Guide to SSL certificates

What is an SSL certificate?

You have probably noticed that most websites start with http. Websites that have an SSL certificate will start with https instead. The S stands for Secure. You may have also noticed that when you use a website there is a padlock icon. This means the website is using an SSL certificate. The whole purpose of the certification is to protect data and sensitive information. For websites that process credit cards and payments, an SSL is what keeps the customer safe. If you don’t use one then all information transmitted is visible to nefarious third parties.

You’re probably wondering what they are and how they work. SSL Certificates use a cryptographic key to bind together your domain, your organizations identity, and your location. In essence, the SLL creates a secure connection between your server and your customers browser.

The SSL provider is in charge of verifying the identity of the company before certifying them.

Do I need an SSL certificate?

If you are selling a product online then you need to make it a priority for your customers to feel safe. Even though the online economy is huge and customers are growing more and more accustomed to buying online, most people know someone who has been scammed through a site. There is a still a bit of hesitancy to providing your credit to a site that is not well known. Using an SSL and showing that your website is secure and safe is a key to having your customers actually check out instead of getting worried and leaving items in their online shopping basket.

There are theories that Google actually uses the presence of a secure connection in its page ranking algorithm, says SSL.com.

If I have multiple websites can I use a single certificate?

In general, no. An SSL is valid for one single domain. If you try to use a single certificate for multiple domains then your customers and website visitors are going to get a large warning message. This provides the absolute opposite effect that you want.

In fact, if you even have a mail subdomain then you will need either a separate certificate or a wildcard certificate. Basically, a wildcard certificate secures both your domain and all first-level subdomains. What is a first-level subdomain? An easy example is your mail subdomain which looks something like mail.yourcompanyname.com. This option will be more expensive than your standard cert.

Is buying a cheap SSL certificate a good idea?

One of the first things you need to know for your business is the SSL certificate cost. You need to know if you can get a SSL certificate for a reasonable price without sacrifice. Most small businesses can aim for the lower end of price. The general price differences come from the verification checks that the SSL provider enforces. By going with a cheaper option you skip the manual verification process. This results in a quicker, cheaper process. Choosing the right SSL is a simpler process than choosing the correct web hosting.

The real issue is with the Certifying Authority. If you are buying an SSL from a trusted CA then the price is less of a factor. The validity of the certificate is all that matters. Your customers and website visitors can easily see the certificate chain and decide if they trust the CA or not. By using a less trustworthy CA you can appear cheap and like you do not have your customers best interests in mind.

 

What is web hosting?

In simple terms, what is web hosting?

Your customers search your company name on Google.
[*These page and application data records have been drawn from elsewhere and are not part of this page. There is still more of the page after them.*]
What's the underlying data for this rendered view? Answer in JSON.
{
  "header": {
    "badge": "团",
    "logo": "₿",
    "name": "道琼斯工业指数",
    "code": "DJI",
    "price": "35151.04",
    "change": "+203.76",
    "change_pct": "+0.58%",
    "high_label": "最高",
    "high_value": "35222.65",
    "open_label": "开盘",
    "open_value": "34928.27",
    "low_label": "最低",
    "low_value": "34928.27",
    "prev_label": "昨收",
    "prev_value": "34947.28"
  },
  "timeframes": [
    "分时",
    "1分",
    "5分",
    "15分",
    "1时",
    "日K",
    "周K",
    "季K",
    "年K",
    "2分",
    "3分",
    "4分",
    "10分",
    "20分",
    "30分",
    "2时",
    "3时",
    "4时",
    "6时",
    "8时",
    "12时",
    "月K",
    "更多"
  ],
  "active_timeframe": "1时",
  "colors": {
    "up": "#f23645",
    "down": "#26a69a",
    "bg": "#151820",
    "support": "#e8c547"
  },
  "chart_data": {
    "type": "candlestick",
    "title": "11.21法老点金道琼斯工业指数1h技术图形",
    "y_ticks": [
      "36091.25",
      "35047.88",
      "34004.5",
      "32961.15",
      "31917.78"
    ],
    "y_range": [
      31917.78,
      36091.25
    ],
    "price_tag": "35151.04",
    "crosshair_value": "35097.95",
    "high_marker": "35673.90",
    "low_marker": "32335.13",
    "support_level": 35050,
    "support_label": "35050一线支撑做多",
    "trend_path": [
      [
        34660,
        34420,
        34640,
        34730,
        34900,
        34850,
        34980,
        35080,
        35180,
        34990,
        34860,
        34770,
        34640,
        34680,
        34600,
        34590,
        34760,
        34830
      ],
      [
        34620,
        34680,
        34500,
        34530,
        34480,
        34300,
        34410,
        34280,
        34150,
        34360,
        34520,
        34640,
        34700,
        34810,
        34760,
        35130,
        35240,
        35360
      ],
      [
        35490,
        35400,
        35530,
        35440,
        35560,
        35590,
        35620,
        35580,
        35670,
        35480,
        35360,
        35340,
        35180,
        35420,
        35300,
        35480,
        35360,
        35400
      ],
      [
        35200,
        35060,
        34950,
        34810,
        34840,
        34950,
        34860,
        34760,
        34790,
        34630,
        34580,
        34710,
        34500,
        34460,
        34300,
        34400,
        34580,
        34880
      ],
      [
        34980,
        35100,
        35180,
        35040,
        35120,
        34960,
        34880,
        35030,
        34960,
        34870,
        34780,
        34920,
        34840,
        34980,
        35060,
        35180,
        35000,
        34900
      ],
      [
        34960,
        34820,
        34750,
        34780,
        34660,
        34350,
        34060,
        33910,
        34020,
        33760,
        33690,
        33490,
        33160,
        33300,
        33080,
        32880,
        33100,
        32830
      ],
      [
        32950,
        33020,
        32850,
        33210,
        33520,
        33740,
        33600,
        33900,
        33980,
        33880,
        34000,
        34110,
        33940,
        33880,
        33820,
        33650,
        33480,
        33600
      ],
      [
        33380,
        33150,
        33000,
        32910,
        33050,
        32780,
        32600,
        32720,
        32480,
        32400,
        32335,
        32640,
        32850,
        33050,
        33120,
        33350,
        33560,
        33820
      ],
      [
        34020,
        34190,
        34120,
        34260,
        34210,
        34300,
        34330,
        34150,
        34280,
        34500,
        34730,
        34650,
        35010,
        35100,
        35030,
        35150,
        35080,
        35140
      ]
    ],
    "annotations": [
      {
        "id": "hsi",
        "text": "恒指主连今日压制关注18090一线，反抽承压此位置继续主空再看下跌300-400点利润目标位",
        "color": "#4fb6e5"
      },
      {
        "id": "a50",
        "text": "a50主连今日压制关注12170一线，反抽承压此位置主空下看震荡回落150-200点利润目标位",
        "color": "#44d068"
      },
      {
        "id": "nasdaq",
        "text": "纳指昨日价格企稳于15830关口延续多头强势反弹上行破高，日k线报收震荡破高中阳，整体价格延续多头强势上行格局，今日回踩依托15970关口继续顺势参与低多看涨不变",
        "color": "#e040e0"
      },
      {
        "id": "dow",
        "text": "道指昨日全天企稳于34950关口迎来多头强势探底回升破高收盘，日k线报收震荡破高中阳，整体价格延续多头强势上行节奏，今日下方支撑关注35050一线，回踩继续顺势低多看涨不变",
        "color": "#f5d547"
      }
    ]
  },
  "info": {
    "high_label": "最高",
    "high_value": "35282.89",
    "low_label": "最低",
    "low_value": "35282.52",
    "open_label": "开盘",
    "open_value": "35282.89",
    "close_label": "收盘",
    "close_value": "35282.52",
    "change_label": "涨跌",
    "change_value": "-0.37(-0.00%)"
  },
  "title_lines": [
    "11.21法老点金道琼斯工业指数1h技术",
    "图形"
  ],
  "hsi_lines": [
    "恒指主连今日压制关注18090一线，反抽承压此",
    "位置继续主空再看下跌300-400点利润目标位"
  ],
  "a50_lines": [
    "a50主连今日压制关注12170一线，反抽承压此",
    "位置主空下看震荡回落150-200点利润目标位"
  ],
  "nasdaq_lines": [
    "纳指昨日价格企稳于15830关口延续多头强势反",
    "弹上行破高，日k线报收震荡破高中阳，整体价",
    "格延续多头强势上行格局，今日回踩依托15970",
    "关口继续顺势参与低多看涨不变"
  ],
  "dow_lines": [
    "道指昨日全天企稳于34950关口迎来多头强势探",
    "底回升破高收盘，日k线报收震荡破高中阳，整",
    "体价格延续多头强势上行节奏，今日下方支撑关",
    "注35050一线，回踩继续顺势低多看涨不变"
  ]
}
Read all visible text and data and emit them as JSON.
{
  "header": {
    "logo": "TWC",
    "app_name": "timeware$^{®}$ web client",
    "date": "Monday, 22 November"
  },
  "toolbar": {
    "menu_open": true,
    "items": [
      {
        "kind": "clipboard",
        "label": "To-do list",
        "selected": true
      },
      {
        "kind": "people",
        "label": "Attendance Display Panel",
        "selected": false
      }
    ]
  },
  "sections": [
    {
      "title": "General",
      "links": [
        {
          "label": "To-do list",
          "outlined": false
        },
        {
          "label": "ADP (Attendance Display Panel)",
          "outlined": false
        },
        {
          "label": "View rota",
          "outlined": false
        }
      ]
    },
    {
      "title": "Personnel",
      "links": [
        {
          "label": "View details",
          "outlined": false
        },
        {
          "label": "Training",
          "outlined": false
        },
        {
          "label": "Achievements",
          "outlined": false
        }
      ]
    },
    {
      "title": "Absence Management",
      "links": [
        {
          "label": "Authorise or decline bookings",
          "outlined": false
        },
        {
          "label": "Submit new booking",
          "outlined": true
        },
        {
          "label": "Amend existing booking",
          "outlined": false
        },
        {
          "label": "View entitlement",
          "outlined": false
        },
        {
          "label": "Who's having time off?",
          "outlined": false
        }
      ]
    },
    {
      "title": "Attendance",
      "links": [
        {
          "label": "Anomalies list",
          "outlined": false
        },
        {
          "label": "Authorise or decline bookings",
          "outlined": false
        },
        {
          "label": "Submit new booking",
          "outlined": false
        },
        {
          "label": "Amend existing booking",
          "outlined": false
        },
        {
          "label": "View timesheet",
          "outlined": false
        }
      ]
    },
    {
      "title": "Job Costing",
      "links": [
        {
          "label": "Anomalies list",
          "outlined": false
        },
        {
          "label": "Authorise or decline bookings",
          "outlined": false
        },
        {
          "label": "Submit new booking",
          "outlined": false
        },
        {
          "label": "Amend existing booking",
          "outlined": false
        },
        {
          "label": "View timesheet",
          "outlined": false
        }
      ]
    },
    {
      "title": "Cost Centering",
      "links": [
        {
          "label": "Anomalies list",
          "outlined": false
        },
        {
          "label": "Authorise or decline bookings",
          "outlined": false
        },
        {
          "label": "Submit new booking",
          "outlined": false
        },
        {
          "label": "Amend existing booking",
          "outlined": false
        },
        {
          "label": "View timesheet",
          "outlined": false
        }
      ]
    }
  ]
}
They see your website pop up on the search page, and they click it. They are transported to your website. This is a process you have done thousands of times in your life. Where exactly does web hosting play in the picture?

To put a website up you need to first purchase a domain name. When people go to your website by typing in www,yourdomainname.com, they are taken to your site. But if you have no web hosting, they will be taken to a blank page.

Web hosting can vary widely in price depending on your company needs. There are even options for free web hosting available.

How do domain names know where to point visitors? This is done using DNS. DNS or Domain Name System refers to nameservers. It is a code that you “point” towards your web hosting company so that the web hosting company can associate your website with the web hosting service that you have purchase from them. If you are purchasing your domain from your web hosting provider then the DNS code will already be pointing to the web hosting site and you will not have to make any changes. However, if you purchase your domain name from a third party you will have to follow the simple process of pointing your domain name to your web host. This sounds more complicated than it really is. Generally it is a process that can be completed in just a few minutes.

Web hosting is what allows visitors to actually see your website.
It is where you website exists. You need to buy a site for your brick and mortar business to exist in. Web hosting is this space where you can store your files, images, and web content.

If you are asking about web hosting, you probably also want to know if good web hosting is important.

How does web hosting work?

A web hosting company has a physical server and a data center. The server provides space for your website to exist on. When you are uploading files, they need to be stored somewhere. They are stored in the physical server of your web hosting provider.

What is a server?

This is another term that is less complicated than it sounds. In essence, a server is just a computer that is used for a network. The word server refers to both the computer that is used for computational power and the computer program that allows the computer’s resources to be used for hosting your website.

Web hosting servers are where all of your files reside. This includes the HTML that forms your websites and all of your media content such as pictures and videos.

The data center offers you connectivity to the internet.

In the end, web hosting is very simple. A web hosting company is one which uses a whole bunch of computers that work as servers to store all of your website’s data.